The Worst Place To Say “I Love You”
Recently, I wrote about the five best places to say “I Love You.” In that essay, I expressed a fear that I would blurt out the big three words in a venue that was either inappropriate, unpleasant or both. I hoped that when I said it to my current girlfriend, it would be under romantic circumstances.
I am here to tell you that I failed miserably. After two months of dating, I told my girlfriend that I loved her after around six hours of drinking at a house party in West Los Angeles. At the precise moment that I admitted my deep feelings for her, we were watching the Angela Bassett/Lawrence Fishburne feature film entitled What’s Love Got to Do With It? in her bedroom.

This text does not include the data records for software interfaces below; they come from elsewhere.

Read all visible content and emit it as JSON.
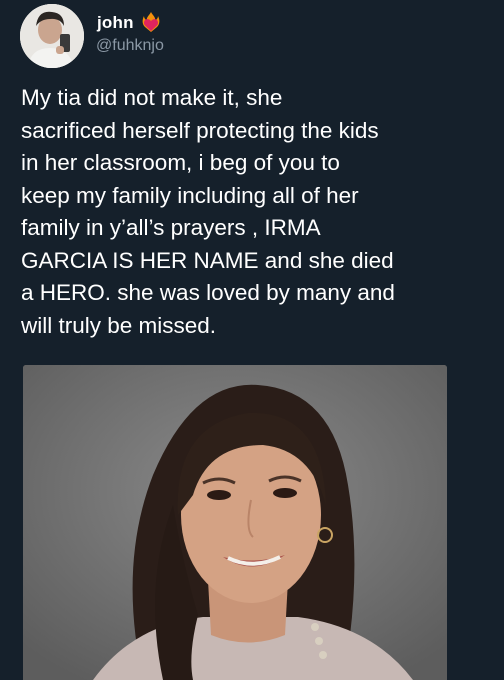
{
  "tweet": {
    "author": {
      "name": "john",
      "handle": "@fuhknjo",
      "name_icon": "heart-on-fire-icon",
      "avatar_icon": "profile-avatar"
    },
    "text": "My tia did not make it, she\nsacrificed herself protecting the kids\nin her classroom, i beg of you to\nkeep my family including all of her\nfamily in y’all’s prayers , IRMA\nGARCIA IS HER NAME and she died\na HERO. she was loved by many and\nwill truly be missed.",
    "media": {
      "type": "photo",
      "subject": "portrait-photo"
    }
  },
  "colors": {
    "background": "#15202b",
    "primary_text": "#ffffff",
    "secondary_text": "#8b98a5",
    "icon_red": "#e0245e",
    "icon_orange": "#f4900c"
  }
}
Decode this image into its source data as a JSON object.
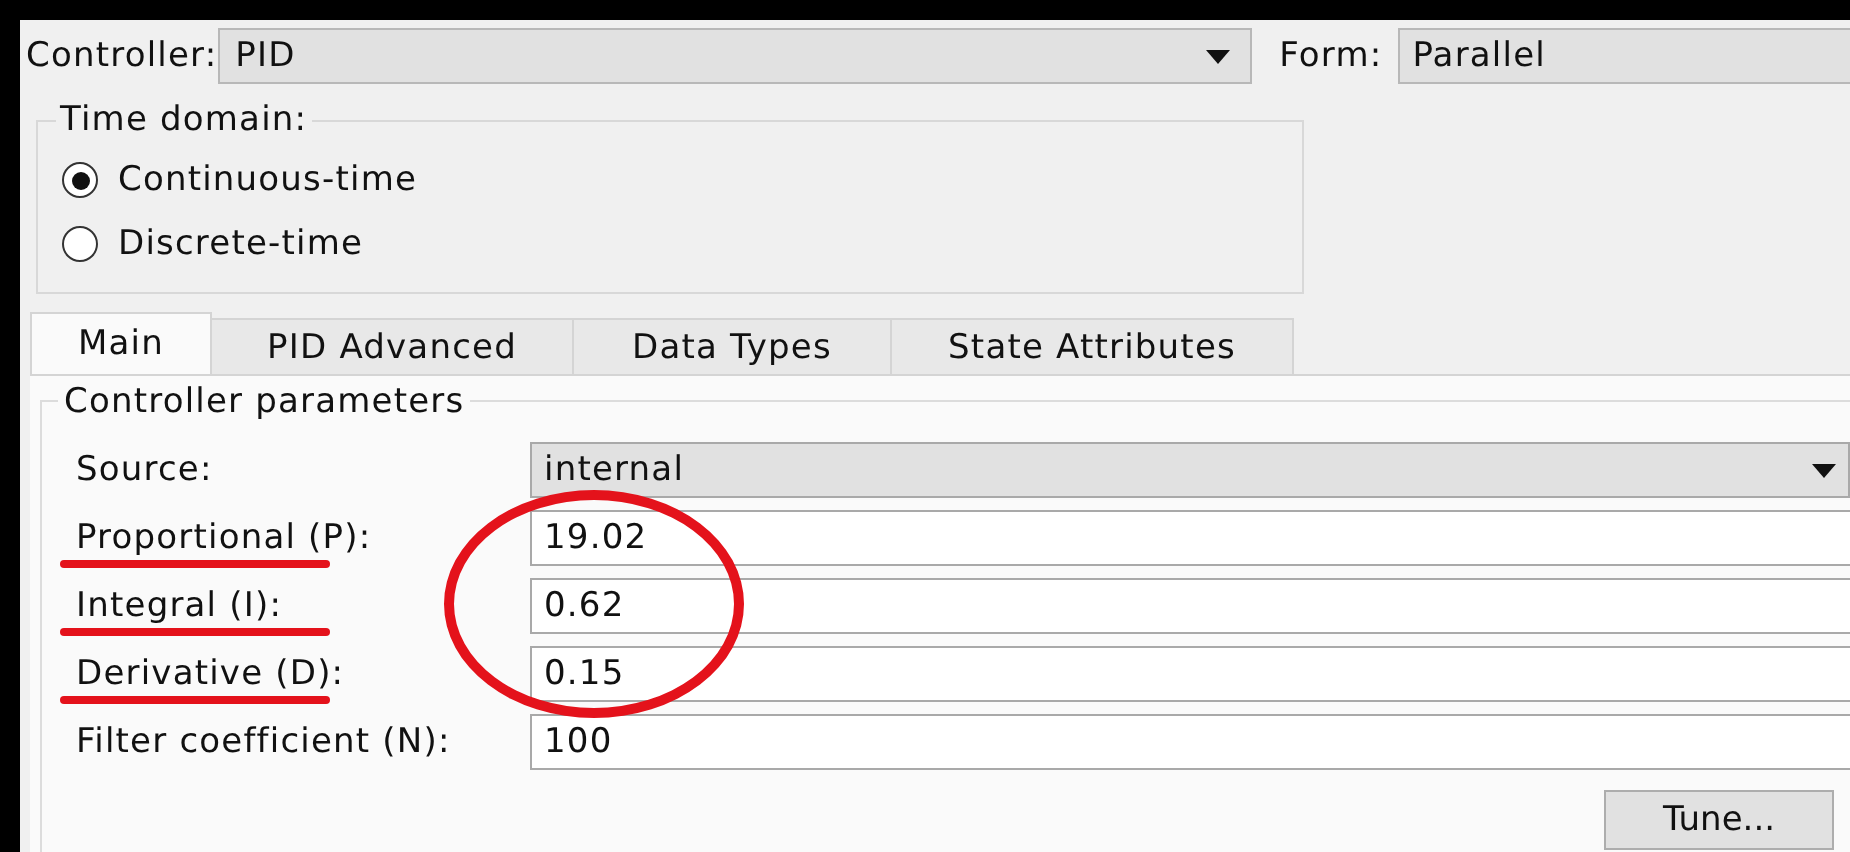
{
  "controller": {
    "label": "Controller:",
    "value": "PID"
  },
  "form": {
    "label": "Form:",
    "value": "Parallel"
  },
  "time_domain": {
    "title": "Time domain:",
    "options": [
      {
        "label": "Continuous-time",
        "selected": true
      },
      {
        "label": "Discrete-time",
        "selected": false
      }
    ]
  },
  "tabs": [
    {
      "label": "Main",
      "selected": true
    },
    {
      "label": "PID Advanced",
      "selected": false
    },
    {
      "label": "Data Types",
      "selected": false
    },
    {
      "label": "State Attributes",
      "selected": false
    }
  ],
  "parameters": {
    "title": "Controller parameters",
    "source": {
      "label": "Source:",
      "value": "internal"
    },
    "fields": [
      {
        "label": "Proportional (P):",
        "value": "19.02",
        "marked": true
      },
      {
        "label": "Integral (I):",
        "value": "0.62",
        "marked": true
      },
      {
        "label": "Derivative (D):",
        "value": "0.15",
        "marked": true
      },
      {
        "label": "Filter coefficient (N):",
        "value": "100",
        "marked": false
      }
    ]
  },
  "buttons": [
    {
      "label": "Tune..."
    }
  ]
}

For those who are not aware of the plot of the movie, Angela Bassett portrays pop superstar Tina Turner. Tina Turner, of course, sang such classic hits as “Simply the Best,” “Private Dancer” and “We Don’t Need Another Hero (Thunderdome).” Early in her career, she sang in a duo with her then husband, Ike. Ike beat Tina mercilessly, and the film version of her life tells the story of Tina’s struggle to overcome the abusive husband/ Svengali that was ruining her life and career.
There are a few less romantic movies to watch with your girlfriend. Schindler’s List and Shoah come to mind off the top of my head. Pretty much any Holocaust movie is the complete opposite of romantic. What’s Love Got to Do With it? does happen to be explicitly about spousal abuse. As such, it exists as a particularly unsavory film to experience while expressing undying affection for a mate.
Despite this, there are a few particular reasons why I haven’t been dumped after being so oblivious.
I cook for her. I don’t make a lot of different meals. I can do omelets, burritos, lasagna, various and sundry sandwiches, and something that resembles pizza. If prodded enough, I might even learn to make a dish that’s healthy. Cooking anything, even some sort of ready-made Trader Joe’s meal that comes in a plastic bag, requires effort and time. I do my best to make sure my girlfriend knows that I will make time for her.
I can admit when I’m wrong. I have a college education from a decent school, but most definitely don’t know everything. I don’t know the most ideal way to mop a floor. Apparently, you want to start from the front of the room and work backwards. I don’t really have a major grasp on ironing khakis efficiently. I don’t always use the word “imply” properly. I have a significant other so that I can learn how to better myself. If I didn’t listen to her, I’d still be brushing my teeth left-to-right rather than up-and-down.
I said “I love you “ in the first place. It’s difficult to get any man to say the magic words, let alone actually mean it. There is a legitimate disconnect between the intrinsic human need for intimacy and the mostly male desire to remain unencumbered. There’s a fear in a lot of people that saying anything sincere alludes to a weakness in character, or worse, ties a person down before they are ready. I know that I’m ready and I want my girlfriend to understand that. I refuse to pretend otherwise. I am beyond the point in my life where I think I can or want to function independent of other people. On the contrary, I understand that life is cold, sad and dire inside a vacuum. She makes me feel as though I am not alone in a world that so often appears hollow. I’d never hold back how I really feel, because not expressing a feeling is like lying to yourself.
I mean it. Regardless of if you are drunk, high, sleepy, disoriented or under the influence of physical coercion, if you are sincere in what you are saying, nothing else matters. The morning following my first utterance of the “Big Three,” I pulled my girlfriend close to me and simply whispered, “I’m serious.” What I’ve learned is that saying something is not nearly as important as living something. I hope that as time goes on, she sees me acting on the things that I tell her. We may not have said “I love you” under a rainbow in front of the Eiffel Tower, but the bond we’ve created will last long after I’ve sobered up and the movie ends.
In the question of “What’s love got to do with it?” the answer is “everything.”
You should like Thought Catalog on Facebook here.
A | A | A
Even as I write this now I am debating whether or not to erase it all together.
When I say I’m in love with you, I mean I love the story I can tell to my next lover, about my ex-lover, about how beautiful things were, how intense, how storybook, what a couple we were, and how you gradually, inexplicably, painfully, bit by bit, disappeared.
“I used to be afraid of failing at something that really mattered to me, but now I’m more afraid of succeeding at things that don’t matter.”
I was 24 and, while not gay, ever since college I had been getting more attention from gay men than from heterosexual women.